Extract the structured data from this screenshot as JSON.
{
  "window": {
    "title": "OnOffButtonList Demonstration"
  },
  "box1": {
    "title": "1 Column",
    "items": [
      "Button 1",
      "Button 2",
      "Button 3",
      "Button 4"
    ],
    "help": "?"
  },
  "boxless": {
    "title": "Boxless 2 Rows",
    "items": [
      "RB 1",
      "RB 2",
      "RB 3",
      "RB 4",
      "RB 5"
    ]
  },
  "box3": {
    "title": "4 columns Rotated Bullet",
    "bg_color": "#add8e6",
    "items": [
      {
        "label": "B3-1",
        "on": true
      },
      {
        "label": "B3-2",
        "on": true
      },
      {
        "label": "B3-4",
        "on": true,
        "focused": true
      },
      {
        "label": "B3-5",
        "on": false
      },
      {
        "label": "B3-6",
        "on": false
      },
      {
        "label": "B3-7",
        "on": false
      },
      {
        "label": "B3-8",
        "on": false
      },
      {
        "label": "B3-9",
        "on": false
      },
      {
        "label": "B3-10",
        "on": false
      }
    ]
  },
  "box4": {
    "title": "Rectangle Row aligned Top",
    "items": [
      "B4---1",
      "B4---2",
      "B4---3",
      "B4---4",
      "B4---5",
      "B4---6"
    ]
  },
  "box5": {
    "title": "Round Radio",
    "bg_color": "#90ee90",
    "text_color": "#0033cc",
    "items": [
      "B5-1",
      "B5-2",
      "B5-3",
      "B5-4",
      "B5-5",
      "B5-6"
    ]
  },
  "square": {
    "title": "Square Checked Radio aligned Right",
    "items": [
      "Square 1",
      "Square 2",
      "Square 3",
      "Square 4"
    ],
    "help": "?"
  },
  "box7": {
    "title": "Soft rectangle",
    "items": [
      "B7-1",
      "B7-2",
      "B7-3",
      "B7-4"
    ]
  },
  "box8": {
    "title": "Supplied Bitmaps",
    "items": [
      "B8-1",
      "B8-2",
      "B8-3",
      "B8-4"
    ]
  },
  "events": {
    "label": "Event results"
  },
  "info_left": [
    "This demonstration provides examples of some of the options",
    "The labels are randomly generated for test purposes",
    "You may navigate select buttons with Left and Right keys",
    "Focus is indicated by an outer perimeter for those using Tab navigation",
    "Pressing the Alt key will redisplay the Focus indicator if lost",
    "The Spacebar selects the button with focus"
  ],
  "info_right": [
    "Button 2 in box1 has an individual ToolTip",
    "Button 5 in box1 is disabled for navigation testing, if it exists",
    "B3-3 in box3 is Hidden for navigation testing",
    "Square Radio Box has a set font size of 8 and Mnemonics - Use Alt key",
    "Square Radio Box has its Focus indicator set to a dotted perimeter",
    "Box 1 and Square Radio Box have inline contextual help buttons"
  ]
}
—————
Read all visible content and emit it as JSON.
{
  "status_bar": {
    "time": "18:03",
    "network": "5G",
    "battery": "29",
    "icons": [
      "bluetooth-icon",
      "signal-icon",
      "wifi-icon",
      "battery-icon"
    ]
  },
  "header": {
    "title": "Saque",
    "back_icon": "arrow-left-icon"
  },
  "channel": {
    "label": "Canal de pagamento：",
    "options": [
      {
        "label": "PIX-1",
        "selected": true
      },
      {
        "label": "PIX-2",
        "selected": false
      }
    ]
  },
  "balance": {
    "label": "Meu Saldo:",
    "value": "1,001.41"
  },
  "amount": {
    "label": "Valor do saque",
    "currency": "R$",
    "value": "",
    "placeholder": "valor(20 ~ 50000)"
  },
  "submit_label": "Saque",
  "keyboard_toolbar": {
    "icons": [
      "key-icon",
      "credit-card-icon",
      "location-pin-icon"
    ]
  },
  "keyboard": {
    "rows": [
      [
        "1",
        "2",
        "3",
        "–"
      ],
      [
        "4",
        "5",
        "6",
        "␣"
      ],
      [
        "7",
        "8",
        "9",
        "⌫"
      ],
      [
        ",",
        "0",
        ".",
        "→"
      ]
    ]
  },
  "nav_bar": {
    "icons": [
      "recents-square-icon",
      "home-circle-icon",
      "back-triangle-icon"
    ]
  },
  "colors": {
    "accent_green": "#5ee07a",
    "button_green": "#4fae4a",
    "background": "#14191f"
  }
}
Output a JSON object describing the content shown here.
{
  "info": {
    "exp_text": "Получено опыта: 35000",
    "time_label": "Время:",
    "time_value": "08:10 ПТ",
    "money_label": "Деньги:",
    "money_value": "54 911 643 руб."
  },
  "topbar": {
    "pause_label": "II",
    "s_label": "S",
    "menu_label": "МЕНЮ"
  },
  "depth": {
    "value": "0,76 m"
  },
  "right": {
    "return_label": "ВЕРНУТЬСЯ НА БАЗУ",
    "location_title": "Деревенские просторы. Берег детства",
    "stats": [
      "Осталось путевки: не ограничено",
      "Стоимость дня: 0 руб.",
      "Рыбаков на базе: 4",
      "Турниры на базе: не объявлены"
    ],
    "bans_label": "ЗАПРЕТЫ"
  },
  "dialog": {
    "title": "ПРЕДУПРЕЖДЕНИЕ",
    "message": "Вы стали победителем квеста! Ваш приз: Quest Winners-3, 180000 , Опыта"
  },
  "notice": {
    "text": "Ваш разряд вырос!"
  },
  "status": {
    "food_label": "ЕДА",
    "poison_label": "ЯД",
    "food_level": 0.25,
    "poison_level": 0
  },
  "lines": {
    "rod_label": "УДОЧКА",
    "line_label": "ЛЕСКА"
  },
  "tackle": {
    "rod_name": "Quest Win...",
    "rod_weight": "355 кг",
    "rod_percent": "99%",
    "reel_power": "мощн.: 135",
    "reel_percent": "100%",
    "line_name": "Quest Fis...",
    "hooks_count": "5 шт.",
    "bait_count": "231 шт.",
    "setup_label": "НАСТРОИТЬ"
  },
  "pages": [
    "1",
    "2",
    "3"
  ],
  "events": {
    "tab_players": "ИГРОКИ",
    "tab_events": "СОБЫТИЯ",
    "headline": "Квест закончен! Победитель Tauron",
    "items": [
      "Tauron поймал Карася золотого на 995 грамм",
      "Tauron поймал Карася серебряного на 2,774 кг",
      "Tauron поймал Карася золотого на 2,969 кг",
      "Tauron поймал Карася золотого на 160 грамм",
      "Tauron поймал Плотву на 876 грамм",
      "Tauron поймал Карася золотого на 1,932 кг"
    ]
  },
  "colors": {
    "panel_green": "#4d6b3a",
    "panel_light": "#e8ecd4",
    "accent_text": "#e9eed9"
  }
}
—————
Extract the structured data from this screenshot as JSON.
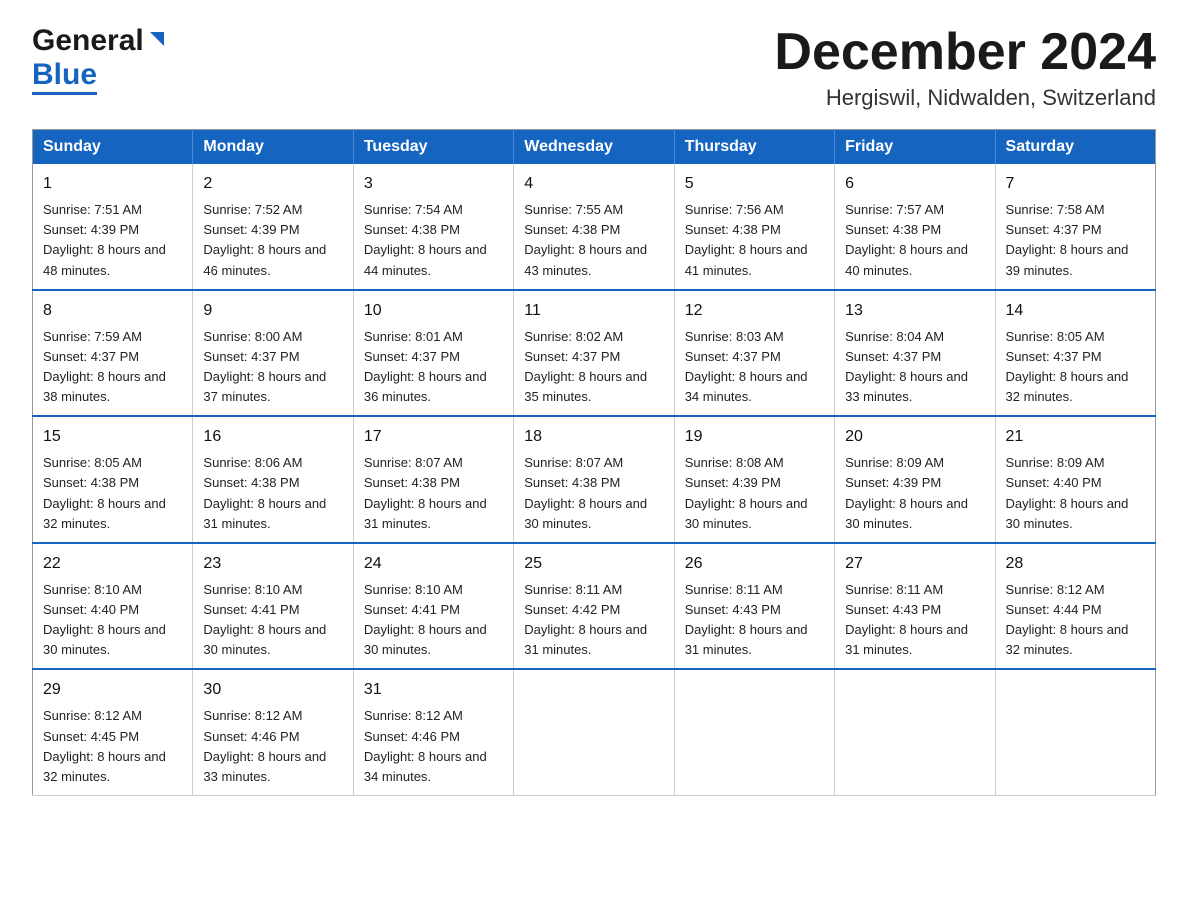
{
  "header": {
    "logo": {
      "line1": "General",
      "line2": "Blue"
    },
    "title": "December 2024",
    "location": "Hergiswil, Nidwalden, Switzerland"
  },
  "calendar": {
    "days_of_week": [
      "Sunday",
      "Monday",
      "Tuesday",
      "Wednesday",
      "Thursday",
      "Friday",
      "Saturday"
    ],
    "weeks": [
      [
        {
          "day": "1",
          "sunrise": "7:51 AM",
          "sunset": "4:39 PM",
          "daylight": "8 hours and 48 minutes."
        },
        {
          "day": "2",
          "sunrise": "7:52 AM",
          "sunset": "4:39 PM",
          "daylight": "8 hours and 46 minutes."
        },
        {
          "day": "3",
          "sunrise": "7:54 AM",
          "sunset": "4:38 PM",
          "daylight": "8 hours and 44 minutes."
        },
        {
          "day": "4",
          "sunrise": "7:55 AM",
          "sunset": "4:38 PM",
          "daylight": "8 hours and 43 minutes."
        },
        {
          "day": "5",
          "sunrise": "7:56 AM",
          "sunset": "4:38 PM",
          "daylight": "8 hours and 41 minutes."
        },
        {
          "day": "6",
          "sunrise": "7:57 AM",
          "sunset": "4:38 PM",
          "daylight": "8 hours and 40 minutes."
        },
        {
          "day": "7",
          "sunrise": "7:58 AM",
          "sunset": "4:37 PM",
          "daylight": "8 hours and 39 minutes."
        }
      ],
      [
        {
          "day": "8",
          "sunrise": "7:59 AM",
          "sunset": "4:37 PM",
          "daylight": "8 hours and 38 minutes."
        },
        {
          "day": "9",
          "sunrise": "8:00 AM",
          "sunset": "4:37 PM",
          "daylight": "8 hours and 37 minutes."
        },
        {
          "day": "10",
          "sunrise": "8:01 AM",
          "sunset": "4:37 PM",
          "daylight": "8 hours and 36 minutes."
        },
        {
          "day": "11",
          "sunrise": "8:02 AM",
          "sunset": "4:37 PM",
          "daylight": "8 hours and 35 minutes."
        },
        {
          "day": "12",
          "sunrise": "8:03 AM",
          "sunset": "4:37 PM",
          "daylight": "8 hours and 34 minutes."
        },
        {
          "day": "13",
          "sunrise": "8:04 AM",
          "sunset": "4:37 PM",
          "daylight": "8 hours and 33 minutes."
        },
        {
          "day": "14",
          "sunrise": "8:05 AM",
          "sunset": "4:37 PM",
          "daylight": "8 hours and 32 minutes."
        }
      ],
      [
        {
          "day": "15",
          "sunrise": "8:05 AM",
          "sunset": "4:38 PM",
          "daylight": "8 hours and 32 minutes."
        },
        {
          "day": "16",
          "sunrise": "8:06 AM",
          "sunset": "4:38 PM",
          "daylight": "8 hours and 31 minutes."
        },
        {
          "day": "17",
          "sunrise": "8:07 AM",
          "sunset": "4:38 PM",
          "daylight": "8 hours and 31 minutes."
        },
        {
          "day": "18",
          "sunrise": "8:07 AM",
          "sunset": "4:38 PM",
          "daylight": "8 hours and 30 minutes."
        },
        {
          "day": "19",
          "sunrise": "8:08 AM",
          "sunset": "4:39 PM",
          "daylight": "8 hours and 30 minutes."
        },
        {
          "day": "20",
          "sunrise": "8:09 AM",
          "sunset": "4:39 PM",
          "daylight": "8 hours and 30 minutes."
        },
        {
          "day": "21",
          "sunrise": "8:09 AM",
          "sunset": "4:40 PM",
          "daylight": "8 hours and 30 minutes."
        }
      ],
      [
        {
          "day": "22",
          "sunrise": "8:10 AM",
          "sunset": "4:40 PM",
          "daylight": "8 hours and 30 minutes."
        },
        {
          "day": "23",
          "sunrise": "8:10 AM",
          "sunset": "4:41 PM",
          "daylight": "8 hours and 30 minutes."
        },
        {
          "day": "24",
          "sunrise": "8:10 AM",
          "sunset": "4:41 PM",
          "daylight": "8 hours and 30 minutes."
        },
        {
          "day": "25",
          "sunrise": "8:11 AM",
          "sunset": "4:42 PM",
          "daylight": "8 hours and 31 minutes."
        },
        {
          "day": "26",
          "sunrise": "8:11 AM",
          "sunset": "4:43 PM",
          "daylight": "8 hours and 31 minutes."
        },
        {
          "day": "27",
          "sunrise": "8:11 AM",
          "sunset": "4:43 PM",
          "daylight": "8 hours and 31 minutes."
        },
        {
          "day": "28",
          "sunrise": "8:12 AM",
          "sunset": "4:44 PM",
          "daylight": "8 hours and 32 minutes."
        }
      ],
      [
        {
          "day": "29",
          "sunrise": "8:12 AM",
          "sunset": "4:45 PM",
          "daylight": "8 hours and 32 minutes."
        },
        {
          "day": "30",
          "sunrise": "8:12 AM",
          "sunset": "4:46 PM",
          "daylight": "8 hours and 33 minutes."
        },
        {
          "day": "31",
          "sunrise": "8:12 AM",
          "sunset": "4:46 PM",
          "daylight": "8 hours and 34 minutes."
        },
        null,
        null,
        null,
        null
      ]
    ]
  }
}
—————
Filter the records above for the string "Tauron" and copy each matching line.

Answer box -
    "headline": "Квест закончен! Победитель Tauron",
      "Tauron поймал Карася золотого на 995 грамм",
      "Tauron поймал Карася серебряного на 2,774 кг",
      "Tauron поймал Карася золотого на 2,969 кг",
      "Tauron поймал Карася золотого на 160 грамм",
      "Tauron поймал Плотву на 876 грамм",
      "Tauron поймал Карася золотого на 1,932 кг"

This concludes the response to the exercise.